He said the thanks belongs to the dedicated fans.
“This has been a tremendously successful meet thanks to the energy, enthusiasm and support of the best fans in horse racing,” McKenna said.
What also made the track a successful season was that many of the seasonal workers returned this year, helping the track’s staffing levels. The track also implemented precautionary measures to deter the spread of COVID-19, such as requiring employees to wear masks.
He said along with the expansive backyard people felt comfortable returning to the track.
Additions to the track also encouraged more people to attend, McKenna said. This year’s addition included the Spa Verandas, covered picnic areas located at the top of the stretch that can accommodate groups of up to 50 people.
“They were very, very popular,” McKenna said.
He said more capital projects are to come.
“Some on the back stretch including dormitories and barns,” he said.
He said the focus of the projects is on the longevity of the track and making it a safe and enjoyable place for jockeys to practice from April to October and fans to visit.
“NYRA thanks our fans for making this a summer reunion like never before,” he said.
For JoAnne Piterniak, of Cohoes, the track is sort of a second home in the summer. She has been going there since the 1970s.
“This was my thing with my dad,” she said.

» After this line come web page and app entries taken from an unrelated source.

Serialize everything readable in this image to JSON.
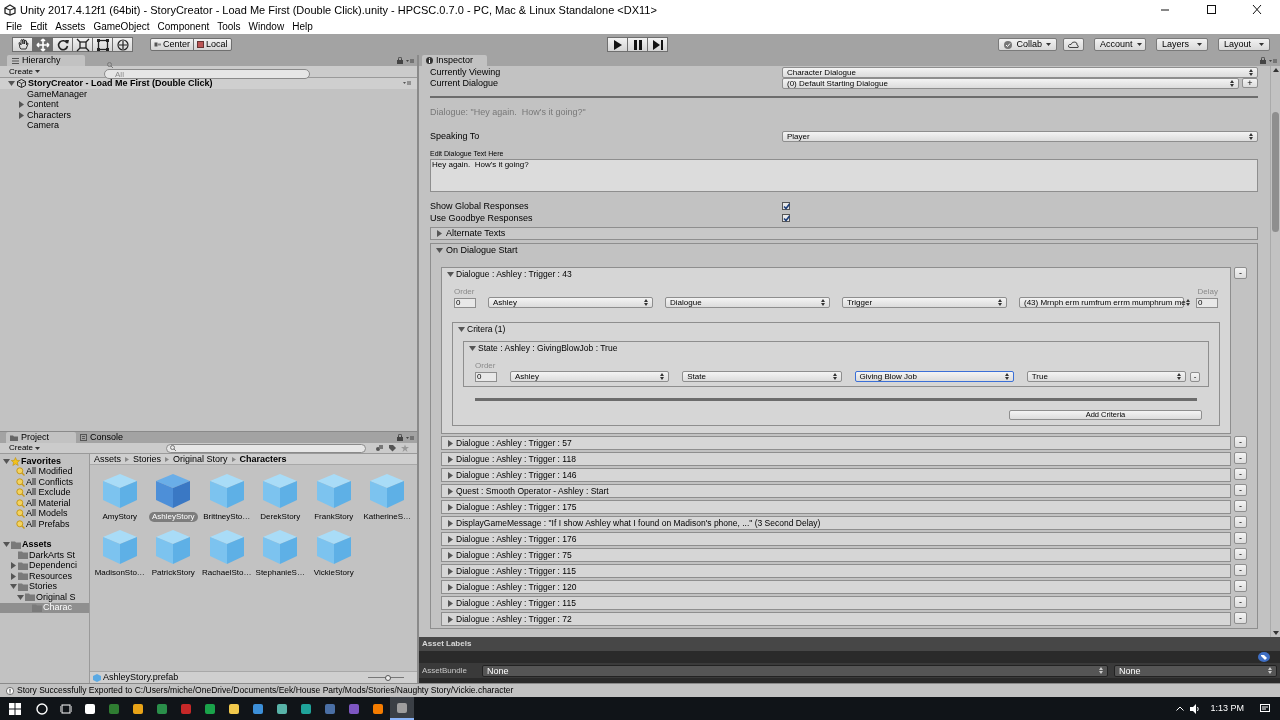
{
  "window": {
    "title": "Unity 2017.4.12f1 (64bit) - StoryCreator - Load Me First (Double Click).unity - HPCSC.0.7.0 - PC, Mac & Linux Standalone <DX11>"
  },
  "menu": [
    "File",
    "Edit",
    "Assets",
    "GameObject",
    "Component",
    "Tools",
    "Window",
    "Help"
  ],
  "toolbar": {
    "tools": [
      {
        "kind": "hand",
        "selected": false
      },
      {
        "kind": "move",
        "selected": true
      },
      {
        "kind": "rotate",
        "selected": false
      },
      {
        "kind": "scale",
        "selected": false
      },
      {
        "kind": "rect",
        "selected": false
      },
      {
        "kind": "transform",
        "selected": false
      }
    ],
    "pivot": [
      "Center",
      "Local"
    ],
    "right": [
      {
        "kind": "collab",
        "label": "Collab"
      },
      {
        "kind": "cloud"
      },
      {
        "kind": "menu",
        "label": "Account"
      },
      {
        "kind": "menu",
        "label": "Layers"
      },
      {
        "kind": "menu",
        "label": "Layout"
      }
    ]
  },
  "hierarchy": {
    "tab": "Hierarchy",
    "create": "Create",
    "search_placeholder": "All",
    "scene": "StoryCreator - Load Me First (Double Click)",
    "items": [
      {
        "label": "GameManager",
        "kind": "leaf"
      },
      {
        "label": "Content",
        "kind": "group"
      },
      {
        "label": "Characters",
        "kind": "group"
      },
      {
        "label": "Camera",
        "kind": "leaf"
      }
    ]
  },
  "project": {
    "tabs": [
      {
        "label": "Project",
        "selected": true
      },
      {
        "label": "Console",
        "selected": false
      }
    ],
    "create": "Create",
    "favorites": {
      "label": "Favorites",
      "expanded": true,
      "children": [
        {
          "label": "All Modified"
        },
        {
          "label": "All Conflicts"
        },
        {
          "label": "All Exclude"
        },
        {
          "label": "All Material"
        },
        {
          "label": "All Models"
        },
        {
          "label": "All Prefabs"
        }
      ]
    },
    "assets": {
      "label": "Assets",
      "expanded": true,
      "selected": false,
      "children": [
        {
          "label": "DarkArts St",
          "selected": false
        },
        {
          "label": "Dependenci",
          "expanded": false,
          "selected": false
        },
        {
          "label": "Resources",
          "expanded": false,
          "selected": false
        },
        {
          "label": "Stories",
          "expanded": true,
          "selected": false,
          "children": [
            {
              "label": "Original S",
              "expanded": true,
              "selected": false,
              "children": [
                {
                  "label": "Charac",
                  "selected": true
                }
              ]
            }
          ]
        }
      ]
    },
    "breadcrumb": [
      "Assets",
      "Stories",
      "Original Story",
      "Characters"
    ],
    "files": [
      {
        "label": "AmyStory",
        "selected": false
      },
      {
        "label": "AshleyStory",
        "selected": true
      },
      {
        "label": "BrittneySto…",
        "selected": false
      },
      {
        "label": "DerekStory",
        "selected": false
      },
      {
        "label": "FrankStory",
        "selected": false
      },
      {
        "label": "KatherineS…",
        "selected": false
      },
      {
        "label": "MadisonSto…",
        "selected": false
      },
      {
        "label": "PatrickStory",
        "selected": false
      },
      {
        "label": "RachaelSto…",
        "selected": false
      },
      {
        "label": "StephanieS…",
        "selected": false
      },
      {
        "label": "VickieStory",
        "selected": false
      }
    ],
    "footer": "AshleyStory.prefab",
    "zoom_slider": {
      "level": 0.55
    }
  },
  "inspector": {
    "tab": "Inspector",
    "currently_viewing": {
      "label": "Currently Viewing",
      "value": "Character Dialogue"
    },
    "current_dialogue": {
      "label": "Current Dialogue",
      "value": "(0) Default Starting Dialogue",
      "add": "+"
    },
    "preview": "Dialogue: \"Hey again.  How's it going?\"",
    "speaking_to": {
      "label": "Speaking To",
      "value": "Player"
    },
    "edit_text": {
      "label": "Edit Dialogue Text Here",
      "value": "Hey again.  How's it going?"
    },
    "toggles": [
      {
        "label": "Show Global Responses",
        "checked": true
      },
      {
        "label": "Use Goodbye Responses",
        "checked": true
      }
    ],
    "alternate_texts": {
      "label": "Alternate Texts",
      "expanded": false
    },
    "on_dialogue_start": {
      "label": "On Dialogue Start",
      "expanded": true,
      "events": [
        {
          "title": "Dialogue : Ashley : Trigger : 43",
          "expanded": true,
          "remove": "-",
          "order_label": "Order",
          "order": "0",
          "selects": [
            "Ashley",
            "Dialogue",
            "Trigger",
            "(43) Mrnph erm rumfrum errm mumphrum me"
          ],
          "delay_label": "Delay",
          "delay": "0",
          "criteria": {
            "title": "Critera (1)",
            "expanded": true,
            "add_button": "Add Criteria",
            "items": [
              {
                "title": "State : Ashley : GivingBlowJob : True",
                "expanded": true,
                "order_label": "Order",
                "order": "0",
                "remove": "-",
                "selects": [
                  {
                    "value": "Ashley",
                    "focused": false
                  },
                  {
                    "value": "State",
                    "focused": false
                  },
                  {
                    "value": "Giving Blow Job",
                    "focused": true
                  },
                  {
                    "value": "True",
                    "focused": false
                  }
                ]
              }
            ]
          }
        },
        {
          "title": "Dialogue : Ashley : Trigger : 57",
          "expanded": false,
          "remove": "-"
        },
        {
          "title": "Dialogue : Ashley : Trigger : 118",
          "expanded": false,
          "remove": "-"
        },
        {
          "title": "Dialogue : Ashley : Trigger : 146",
          "expanded": false,
          "remove": "-"
        },
        {
          "title": "Quest : Smooth Operator - Ashley : Start",
          "expanded": false,
          "remove": "-"
        },
        {
          "title": "Dialogue : Ashley : Trigger : 175",
          "expanded": false,
          "remove": "-"
        },
        {
          "title": "DisplayGameMessage : \"If I show Ashley what I found on Madison's phone, ...\" (3 Second Delay)",
          "expanded": false,
          "remove": "-"
        },
        {
          "title": "Dialogue : Ashley : Trigger : 176",
          "expanded": false,
          "remove": "-"
        },
        {
          "title": "Dialogue : Ashley : Trigger : 75",
          "expanded": false,
          "remove": "-"
        },
        {
          "title": "Dialogue : Ashley : Trigger : 115",
          "expanded": false,
          "remove": "-"
        },
        {
          "title": "Dialogue : Ashley : Trigger : 120",
          "expanded": false,
          "remove": "-"
        },
        {
          "title": "Dialogue : Ashley : Trigger : 115",
          "expanded": false,
          "remove": "-"
        },
        {
          "title": "Dialogue : Ashley : Trigger : 72",
          "expanded": false,
          "remove": "-"
        }
      ]
    }
  },
  "asset_labels": {
    "title": "Asset Labels",
    "bundle_label": "AssetBundle",
    "bundle": "None",
    "variant": "None"
  },
  "status_bar": "Story Successfully Exported to C:/Users/miche/OneDrive/Documents/Eek/House Party/Mods/Stories/Naughty Story/Vickie.character",
  "taskbar": {
    "clock": "1:13 PM"
  }
}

She and her husband, Bill, had set up their chairs in the picnic area behind the grandstand. Piterniak said last year she was able to come on the last day because she had a horse in one of the races. This year she didn’t have a horse in one of the races, but had to come back on closing day.
“It’s fun,” she said. “It’s very nostalgic.”
Inside the grandstand 4-year-old Quinn Pallozzi was munching on a hotdog next to her dad Mark Pallozzi while her brother, 5-year-old Jack Pallozzi and mom Talia Pallozzi checked out the horse just before the first race kicked off.
“It’s our end of the summer activity,” Talia Pallozzi said.
Talia and Mark Pallozzi had been to the track before over the years, but this was the first time they had driven from Lansingburgh to watch the races as a family.
“I told him (Jack) that these are the fastest horses in the world,” Talia Pallozzi said.
For the family part of the day also included checking out the food at the course — top of the list to find was cotton candy.
“We wanted to give them the whole track experience,” Talia Pallozzi said.
For the Mohen family from Long Island stopping to watch the races at Saratoga was a fitting almost end of the season that included stops at all the races making up the Triple Crown. Lisa Mohen said they may still head to the Breeders’ Cup, which takes place in the first week of November in Del Mar, California.
Lisa Mohen and her son Liam Mohen were wearing fitting attire for the track. She had on a green feathered fascinator, while he had on a vest with horses on it.
“I bought it in Kentucky and it’s come along every step of the way,” Lisa Mohen said.
The family started going to horse races around 20 years ago and have even owned some horses over the years.
But the family is partial to Saratoga’s track, they said.
That’s because it’s all about the horses and the races, Liam Mohen said. He said other venues they have been to also had huge concerts going at the same time and it’s more of a party than a race.
“There it’s like a party with horses and everyone here is a horse person that comes to party,” he said.
Like many who visit the track during the summer season the family opted to stay in a hotel in the area — one just off Broadway.
With the track open again the economy in the area flourished, said Todd Shimkus, the president of the Saratoga County Chamber of Commerce.
“There’s no doubt about it, it had a huge positive impact on the community,” Shimkus said. “People spend money where they stay.”
The summer meet brings in over $240 million in overall economic revenue,” McKenna said.
While COVID-19 still had some impact as some people canceled plans to visit, Shimkus said there was always another person right behind them to pick up an open hotel room or reservation.
He said having the track season open to visitors again also lifted people’s spirits.
“It was like the roaring ’20s here in Saratoga,” he said. “Everybody raced to see each other.”